    Sandra Brodnicki, president of Brodnicki Public Relations wrote, “Should a crisis occur, communicating accurate information quickly is essential. Do so by quickly communicating what you know, when you know it, and by minimizing speculation by addressing rumors, which have a way of taking off, especially through social media.” When there is a void of information, people will fill it with rumors.

    3. Fly By The Seat Of Your Pants

    In the face of a mounting crisis, brands without a plan can end up with an emotionally charged response that can quickly sink a reputation. The age-old adage is true for crisis: if you fail to plan, you plan to fail. And in crisis, the consequences of that risky behavior will affect all aspects of your bottom line. In the Altimeter report above, strategist Jeremiah Owyang said, “Interestingly, we found that 76 percent of these crises could have been prevented or diminished had the brand been prepared and had proper training, staff, and processes to respond.” 

    That’s a big number. If I told you that you could lower your chances of a crisis by as much as 76 percent, wouldn’t you be interested? Crisis managers not only suggest practicing for a crisis – called table top exercises – they also recommend that a number of preparation-based operations be integrated into your brand’s culture. Before you make a plan, there are basic rules about crisis you must understand to inform that change of culture. Melissa Agnes, president of Agnes+Day, gives a good synopsis of those new rules in this informative infographic.  

    4. No Brand Is An Island

    Even though a crisis plan and practice are an excellent start, there is no substitute for implementing crisis prevention practices into your everyday social media operations. First and foremost, this involves listening to what’s going on in the social media universe. Many brands I have worked with say they don’t have time to monitor social media. They are only concerned with creating their own social media content. In doing so, they have neglected an important function of social media: feedback about your brand and how others experience your brand. Communication is a two-way street: talking and listening.

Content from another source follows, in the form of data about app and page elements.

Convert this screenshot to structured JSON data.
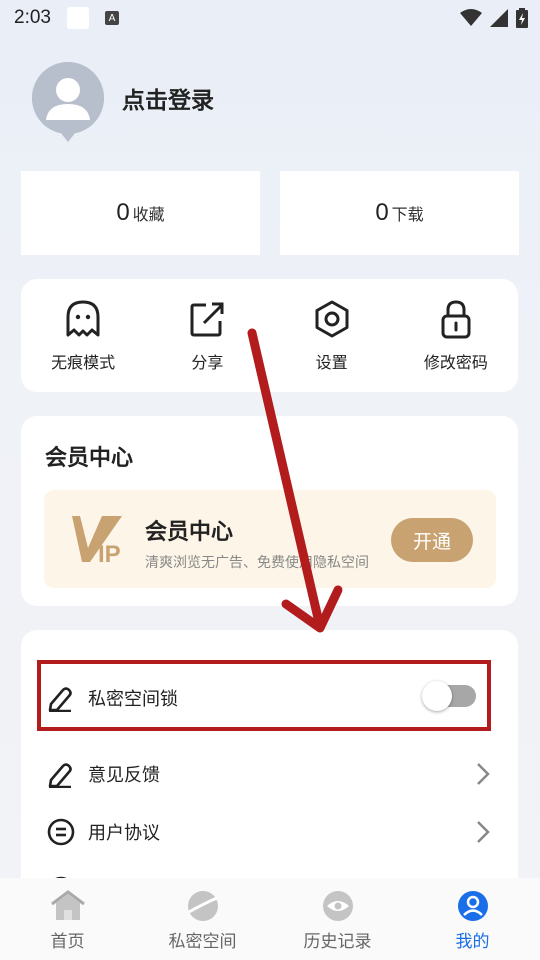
{
  "status_bar": {
    "time": "2:03",
    "a_badge": "A"
  },
  "profile": {
    "login_text": "点击登录"
  },
  "stats": [
    {
      "count": "0",
      "label": "收藏"
    },
    {
      "count": "0",
      "label": "下载"
    }
  ],
  "tools": [
    {
      "label": "无痕模式",
      "icon": "ghost-icon"
    },
    {
      "label": "分享",
      "icon": "share-icon"
    },
    {
      "label": "设置",
      "icon": "hexagon-settings-icon"
    },
    {
      "label": "修改密码",
      "icon": "lock-icon"
    }
  ],
  "vip": {
    "section_title": "会员中心",
    "banner_title": "会员中心",
    "banner_subtitle": "清爽浏览无广告、免费使用隐私空间",
    "open_button": "开通",
    "logo_text": "IP",
    "accent_color": "#c9a272"
  },
  "list": [
    {
      "label": "私密空间锁",
      "icon": "pencil-icon",
      "toggle_on": false
    },
    {
      "label": "意见反馈",
      "icon": "pencil-icon"
    },
    {
      "label": "用户协议",
      "icon": "document-circle-icon"
    }
  ],
  "bottom_nav": [
    {
      "label": "首页",
      "icon": "home-icon",
      "active": false
    },
    {
      "label": "私密空间",
      "icon": "planet-icon",
      "active": false
    },
    {
      "label": "历史记录",
      "icon": "eye-icon",
      "active": false
    },
    {
      "label": "我的",
      "icon": "user-icon",
      "active": true
    }
  ],
  "colors": {
    "active": "#1a6fe8",
    "annotation": "#b31c1c"
  }
}
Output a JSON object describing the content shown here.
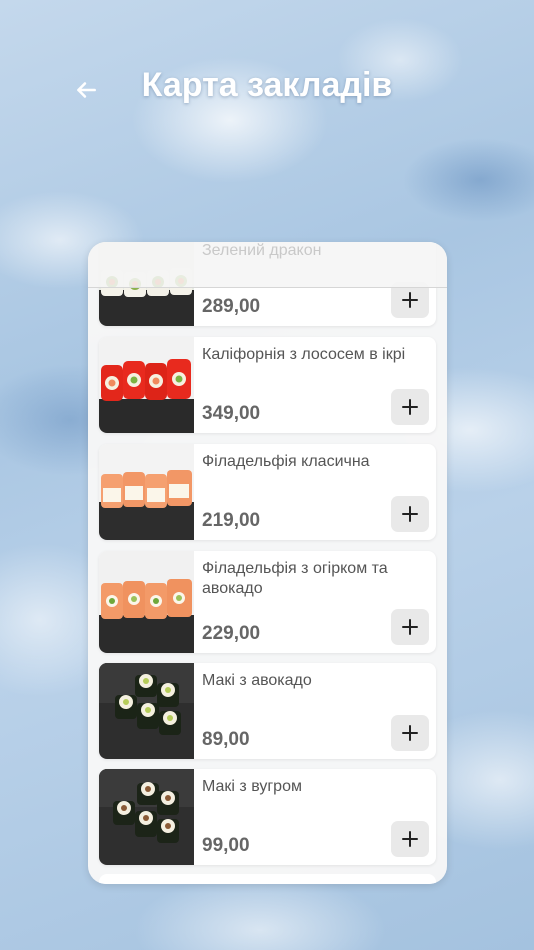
{
  "header": {
    "title": "Карта закладів",
    "back_icon": "arrow-left-icon"
  },
  "menu": {
    "top_partial": {
      "name": "Зелений дракон",
      "price": "289,00"
    },
    "items": [
      {
        "name": "Каліфорнія з лососем в ікрі",
        "price": "349,00",
        "thumb": "red-roe-roll"
      },
      {
        "name": "Філадельфія класична",
        "price": "219,00",
        "thumb": "salmon-roll"
      },
      {
        "name": "Філадельфія з огірком та авокадо",
        "price": "229,00",
        "thumb": "salmon-avocado-roll"
      },
      {
        "name": "Макі з авокадо",
        "price": "89,00",
        "thumb": "maki-avocado"
      },
      {
        "name": "Макі з вугром",
        "price": "99,00",
        "thumb": "maki-eel"
      }
    ],
    "add_icon": "plus-icon"
  },
  "colors": {
    "panel_bg": "#f7f7f7",
    "card_bg": "#ffffff",
    "text": "#555555",
    "price": "#666666",
    "button_bg": "#e9e9e9"
  }
}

    Setting up a listening dashboard is critical to your brand’s success and reputation. Here are some key conversations you need to listen to and advice on how to set up a social media listening dashboard. Many crises can be averted just by listening to what others are saying.

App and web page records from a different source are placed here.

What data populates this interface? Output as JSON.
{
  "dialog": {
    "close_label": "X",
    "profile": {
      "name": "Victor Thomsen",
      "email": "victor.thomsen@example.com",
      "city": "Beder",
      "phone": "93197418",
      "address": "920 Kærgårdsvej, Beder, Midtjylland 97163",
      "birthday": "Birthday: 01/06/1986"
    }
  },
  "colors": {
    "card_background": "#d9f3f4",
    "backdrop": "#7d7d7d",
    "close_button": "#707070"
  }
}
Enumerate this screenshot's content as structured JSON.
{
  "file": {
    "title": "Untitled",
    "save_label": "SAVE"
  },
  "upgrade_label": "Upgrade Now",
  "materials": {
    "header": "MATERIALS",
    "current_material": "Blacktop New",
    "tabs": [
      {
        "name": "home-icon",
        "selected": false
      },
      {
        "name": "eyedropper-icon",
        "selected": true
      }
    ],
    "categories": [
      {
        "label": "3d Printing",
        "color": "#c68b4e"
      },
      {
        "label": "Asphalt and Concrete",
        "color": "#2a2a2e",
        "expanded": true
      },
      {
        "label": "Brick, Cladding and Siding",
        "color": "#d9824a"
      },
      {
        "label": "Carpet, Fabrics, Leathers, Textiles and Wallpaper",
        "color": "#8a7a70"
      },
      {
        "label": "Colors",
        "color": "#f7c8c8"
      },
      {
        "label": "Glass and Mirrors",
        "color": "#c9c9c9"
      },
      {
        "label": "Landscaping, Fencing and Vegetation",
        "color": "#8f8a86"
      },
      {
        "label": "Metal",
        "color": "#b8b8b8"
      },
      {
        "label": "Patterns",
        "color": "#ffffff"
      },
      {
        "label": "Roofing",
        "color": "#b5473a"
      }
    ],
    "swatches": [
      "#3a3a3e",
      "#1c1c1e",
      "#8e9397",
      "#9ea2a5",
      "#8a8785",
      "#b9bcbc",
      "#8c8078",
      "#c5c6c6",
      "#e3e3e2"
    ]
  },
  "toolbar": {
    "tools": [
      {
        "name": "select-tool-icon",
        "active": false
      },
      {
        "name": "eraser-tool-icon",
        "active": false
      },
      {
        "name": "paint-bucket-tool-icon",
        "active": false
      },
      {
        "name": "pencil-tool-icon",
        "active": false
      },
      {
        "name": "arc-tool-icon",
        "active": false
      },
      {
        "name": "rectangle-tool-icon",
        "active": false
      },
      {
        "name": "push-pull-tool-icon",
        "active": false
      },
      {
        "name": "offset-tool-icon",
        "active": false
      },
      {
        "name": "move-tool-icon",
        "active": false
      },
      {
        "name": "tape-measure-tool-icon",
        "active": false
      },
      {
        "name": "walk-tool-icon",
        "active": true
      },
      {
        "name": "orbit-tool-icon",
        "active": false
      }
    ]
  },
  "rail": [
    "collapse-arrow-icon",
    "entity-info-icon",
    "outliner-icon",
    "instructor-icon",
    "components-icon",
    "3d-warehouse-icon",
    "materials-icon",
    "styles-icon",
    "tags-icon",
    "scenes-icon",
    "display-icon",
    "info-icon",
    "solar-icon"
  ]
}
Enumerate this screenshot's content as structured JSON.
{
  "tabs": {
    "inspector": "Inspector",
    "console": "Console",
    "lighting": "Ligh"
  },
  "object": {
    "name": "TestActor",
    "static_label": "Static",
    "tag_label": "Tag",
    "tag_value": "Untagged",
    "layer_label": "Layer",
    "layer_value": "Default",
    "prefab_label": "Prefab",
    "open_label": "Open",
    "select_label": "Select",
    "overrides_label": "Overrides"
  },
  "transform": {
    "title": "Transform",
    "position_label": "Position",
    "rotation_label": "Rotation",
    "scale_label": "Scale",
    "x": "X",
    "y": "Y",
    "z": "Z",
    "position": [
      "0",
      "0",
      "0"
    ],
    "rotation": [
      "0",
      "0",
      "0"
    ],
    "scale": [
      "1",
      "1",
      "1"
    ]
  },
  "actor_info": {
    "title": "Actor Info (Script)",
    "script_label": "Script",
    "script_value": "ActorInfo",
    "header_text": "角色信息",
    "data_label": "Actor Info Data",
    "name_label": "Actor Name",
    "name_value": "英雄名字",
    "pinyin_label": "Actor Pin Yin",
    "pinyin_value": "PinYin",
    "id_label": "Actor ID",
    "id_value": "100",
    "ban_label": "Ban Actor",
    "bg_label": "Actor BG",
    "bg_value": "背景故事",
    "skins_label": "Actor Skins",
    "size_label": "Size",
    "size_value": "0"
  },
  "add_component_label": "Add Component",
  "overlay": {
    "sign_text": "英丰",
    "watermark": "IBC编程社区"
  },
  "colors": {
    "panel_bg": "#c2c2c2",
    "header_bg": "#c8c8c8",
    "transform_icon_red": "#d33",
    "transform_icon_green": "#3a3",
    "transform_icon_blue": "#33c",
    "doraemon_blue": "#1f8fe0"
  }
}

    5. The Gambler

    A brand that thinks a crisis will never happen to them has some severe blind spots. Ask Penn State how that worked for them. Lack of social media risk analysis is at the top of my reasons why brands get into trouble on social media. According to authors Max Bazerman and Ann Tenbrunsel, “we are unaware of the gap between how ethical we think we are and how ethical we truly are.”

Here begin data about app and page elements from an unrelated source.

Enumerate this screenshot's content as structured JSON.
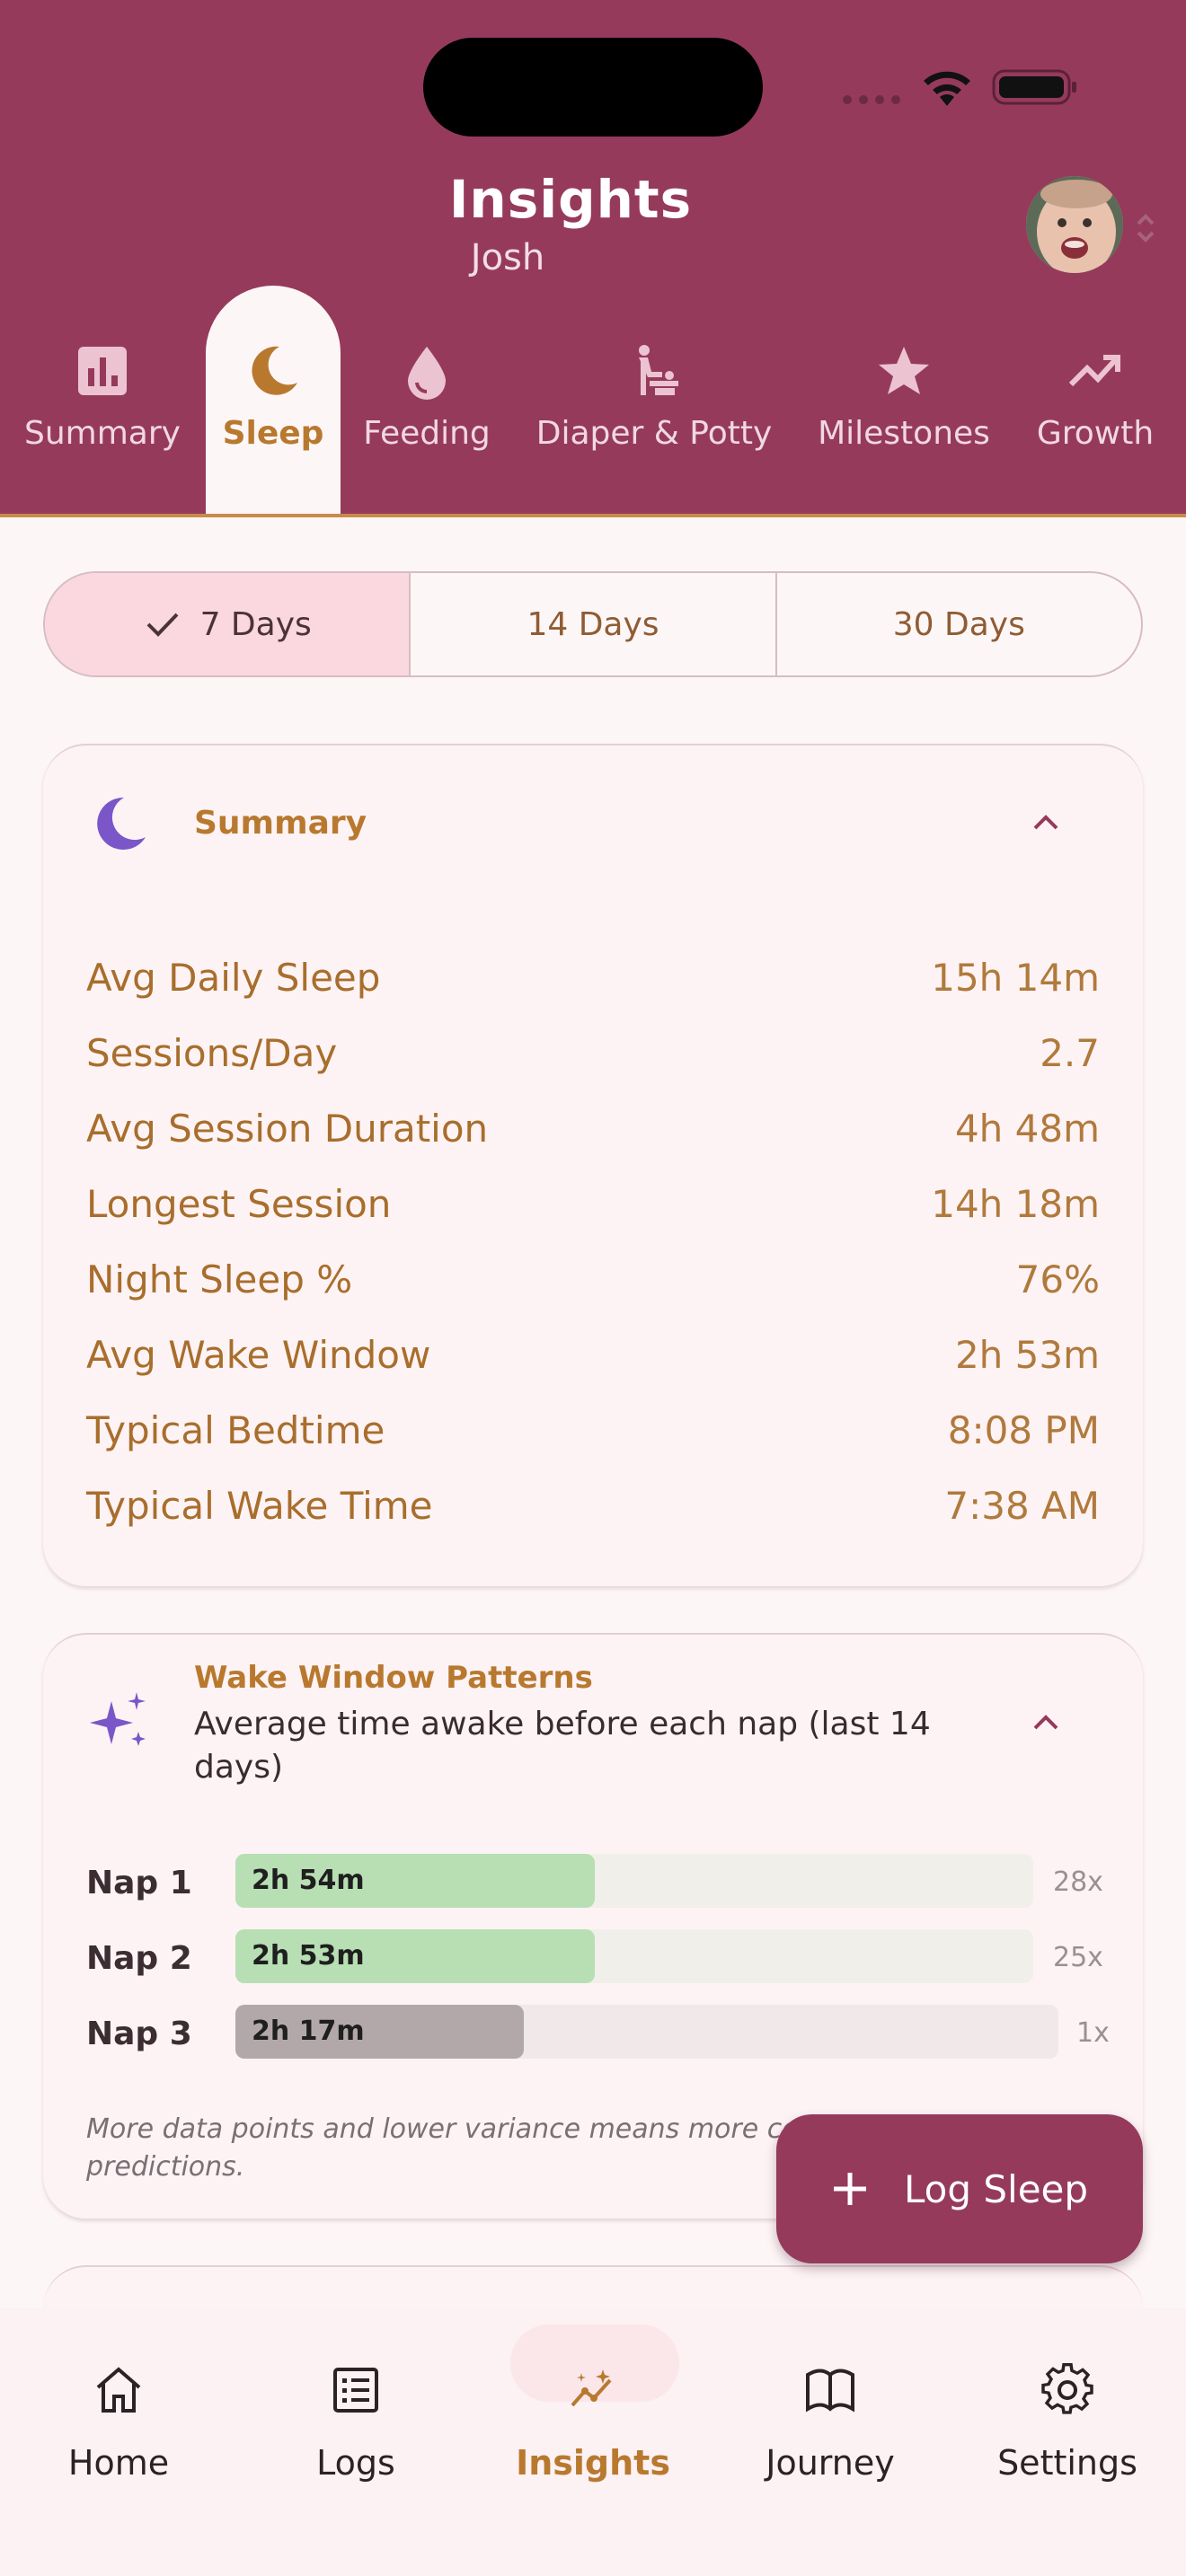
{
  "header": {
    "title": "Insights",
    "subtitle": "Josh"
  },
  "category_tabs": [
    {
      "label": "Summary",
      "icon": "bar-chart-icon"
    },
    {
      "label": "Sleep",
      "icon": "moon-icon",
      "active": true
    },
    {
      "label": "Feeding",
      "icon": "drop-icon"
    },
    {
      "label": "Diaper & Potty",
      "icon": "baby-changing-icon"
    },
    {
      "label": "Milestones",
      "icon": "star-icon"
    },
    {
      "label": "Growth",
      "icon": "trending-up-icon"
    }
  ],
  "range_selector": {
    "options": [
      "7 Days",
      "14 Days",
      "30 Days"
    ],
    "selected": "7 Days"
  },
  "summary_card": {
    "title": "Summary",
    "stats": [
      {
        "label": "Avg Daily Sleep",
        "value": "15h 14m"
      },
      {
        "label": "Sessions/Day",
        "value": "2.7"
      },
      {
        "label": "Avg Session Duration",
        "value": "4h 48m"
      },
      {
        "label": "Longest Session",
        "value": "14h 18m"
      },
      {
        "label": "Night Sleep %",
        "value": "76%"
      },
      {
        "label": "Avg Wake Window",
        "value": "2h 53m"
      },
      {
        "label": "Typical Bedtime",
        "value": "8:08 PM"
      },
      {
        "label": "Typical Wake Time",
        "value": "7:38 AM"
      }
    ]
  },
  "wake_card": {
    "title": "Wake Window Patterns",
    "subtitle": "Average time awake before each nap (last 14 days)",
    "naps": [
      {
        "label": "Nap 1",
        "value": "2h 54m",
        "count": "28x",
        "fraction": 0.45,
        "color": "#b7dfb3",
        "track": "#f1efe9"
      },
      {
        "label": "Nap 2",
        "value": "2h 53m",
        "count": "25x",
        "fraction": 0.45,
        "color": "#b7dfb3",
        "track": "#f1efe9"
      },
      {
        "label": "Nap 3",
        "value": "2h 17m",
        "count": "1x",
        "fraction": 0.35,
        "color": "#b3a8a9",
        "track": "#f0e8e9"
      }
    ],
    "footnote": "More data points and lower variance means more confident predictions."
  },
  "fab": {
    "label": "Log Sleep"
  },
  "bottom_nav": [
    {
      "label": "Home",
      "icon": "home-icon"
    },
    {
      "label": "Logs",
      "icon": "list-icon"
    },
    {
      "label": "Insights",
      "icon": "insights-icon",
      "active": true
    },
    {
      "label": "Journey",
      "icon": "book-icon"
    },
    {
      "label": "Settings",
      "icon": "gear-icon"
    }
  ],
  "colors": {
    "brand": "#963a5c",
    "accent": "#b8792f",
    "moon": "#7a56c8"
  }
}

    A risk analysis is one of the most important tasks you can do to decrease the possibility of an issue turning into a crisis. Bringing in at outside experienced agency to conduct the initial analysis is your best hedge against overlooking those pesky blind spots. Also remember, the key here is regular. "Cultures shift, staffs change over, business practices change," according to Bernstein. Find out where you are vulnerable and fix it. Bringing in a risk manager to analyze the cracks in your cement is humbling, but if you don’t do it regularly, you are gambling with your brand’s reputation and well-being.

    Which of these risky behaviors are you engaged in? Time to get a plan to lower your risk.